Exercise inputs:

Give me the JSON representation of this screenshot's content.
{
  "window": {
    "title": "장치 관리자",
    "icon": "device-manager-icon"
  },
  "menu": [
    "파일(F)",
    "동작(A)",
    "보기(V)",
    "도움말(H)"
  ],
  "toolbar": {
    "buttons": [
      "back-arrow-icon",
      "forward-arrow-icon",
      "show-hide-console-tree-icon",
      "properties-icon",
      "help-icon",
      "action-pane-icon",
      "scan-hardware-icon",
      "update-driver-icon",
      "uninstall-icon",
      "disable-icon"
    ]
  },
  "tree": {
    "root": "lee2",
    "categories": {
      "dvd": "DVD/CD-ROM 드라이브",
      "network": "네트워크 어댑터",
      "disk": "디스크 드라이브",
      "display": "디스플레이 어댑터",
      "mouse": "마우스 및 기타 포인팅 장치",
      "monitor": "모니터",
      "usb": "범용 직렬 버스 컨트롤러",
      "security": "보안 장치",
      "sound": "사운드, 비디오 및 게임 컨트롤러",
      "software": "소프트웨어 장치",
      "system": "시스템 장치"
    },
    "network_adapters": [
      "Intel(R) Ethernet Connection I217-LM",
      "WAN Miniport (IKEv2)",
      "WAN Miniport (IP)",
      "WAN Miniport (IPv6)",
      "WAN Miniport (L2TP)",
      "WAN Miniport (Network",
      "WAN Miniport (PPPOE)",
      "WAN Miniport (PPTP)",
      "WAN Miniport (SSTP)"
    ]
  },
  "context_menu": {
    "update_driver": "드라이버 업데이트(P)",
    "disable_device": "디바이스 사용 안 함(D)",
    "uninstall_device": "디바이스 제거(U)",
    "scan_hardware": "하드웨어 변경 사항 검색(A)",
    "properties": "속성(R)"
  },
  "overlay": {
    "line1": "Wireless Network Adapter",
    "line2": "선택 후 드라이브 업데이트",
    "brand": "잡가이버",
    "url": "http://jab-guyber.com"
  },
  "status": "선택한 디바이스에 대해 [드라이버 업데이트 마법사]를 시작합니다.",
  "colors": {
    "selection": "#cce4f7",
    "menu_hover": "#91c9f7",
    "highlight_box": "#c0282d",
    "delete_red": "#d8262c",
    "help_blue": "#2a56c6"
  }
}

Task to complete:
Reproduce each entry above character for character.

Completed task:
Give me the JSON representation of this screenshot's content.
{
  "window": {
    "title": "장치 관리자",
    "icon": "device-manager-icon"
  },
  "menu": [
    "파일(F)",
    "동작(A)",
    "보기(V)",
    "도움말(H)"
  ],
  "toolbar": {
    "buttons": [
      "back-arrow-icon",
      "forward-arrow-icon",
      "show-hide-console-tree-icon",
      "properties-icon",
      "help-icon",
      "action-pane-icon",
      "scan-hardware-icon",
      "update-driver-icon",
      "uninstall-icon",
      "disable-icon"
    ]
  },
  "tree": {
    "root": "lee2",
    "categories": {
      "dvd": "DVD/CD-ROM 드라이브",
      "network": "네트워크 어댑터",
      "disk": "디스크 드라이브",
      "display": "디스플레이 어댑터",
      "mouse": "마우스 및 기타 포인팅 장치",
      "monitor": "모니터",
      "usb": "범용 직렬 버스 컨트롤러",
      "security": "보안 장치",
      "sound": "사운드, 비디오 및 게임 컨트롤러",
      "software": "소프트웨어 장치",
      "system": "시스템 장치"
    },
    "network_adapters": [
      "Intel(R) Ethernet Connection I217-LM",
      "WAN Miniport (IKEv2)",
      "WAN Miniport (IP)",
      "WAN Miniport (IPv6)",
      "WAN Miniport (L2TP)",
      "WAN Miniport (Network",
      "WAN Miniport (PPPOE)",
      "WAN Miniport (PPTP)",
      "WAN Miniport (SSTP)"
    ]
  },
  "context_menu": {
    "update_driver": "드라이버 업데이트(P)",
    "disable_device": "디바이스 사용 안 함(D)",
    "uninstall_device": "디바이스 제거(U)",
    "scan_hardware": "하드웨어 변경 사항 검색(A)",
    "properties": "속성(R)"
  },
  "overlay": {
    "line1": "Wireless Network Adapter",
    "line2": "선택 후 드라이브 업데이트",
    "brand": "잡가이버",
    "url": "http://jab-guyber.com"
  },
  "status": "선택한 디바이스에 대해 [드라이버 업데이트 마법사]를 시작합니다.",
  "colors": {
    "selection": "#cce4f7",
    "menu_hover": "#91c9f7",
    "highlight_box": "#c0282d",
    "delete_red": "#d8262c",
    "help_blue": "#2a56c6"
  }
}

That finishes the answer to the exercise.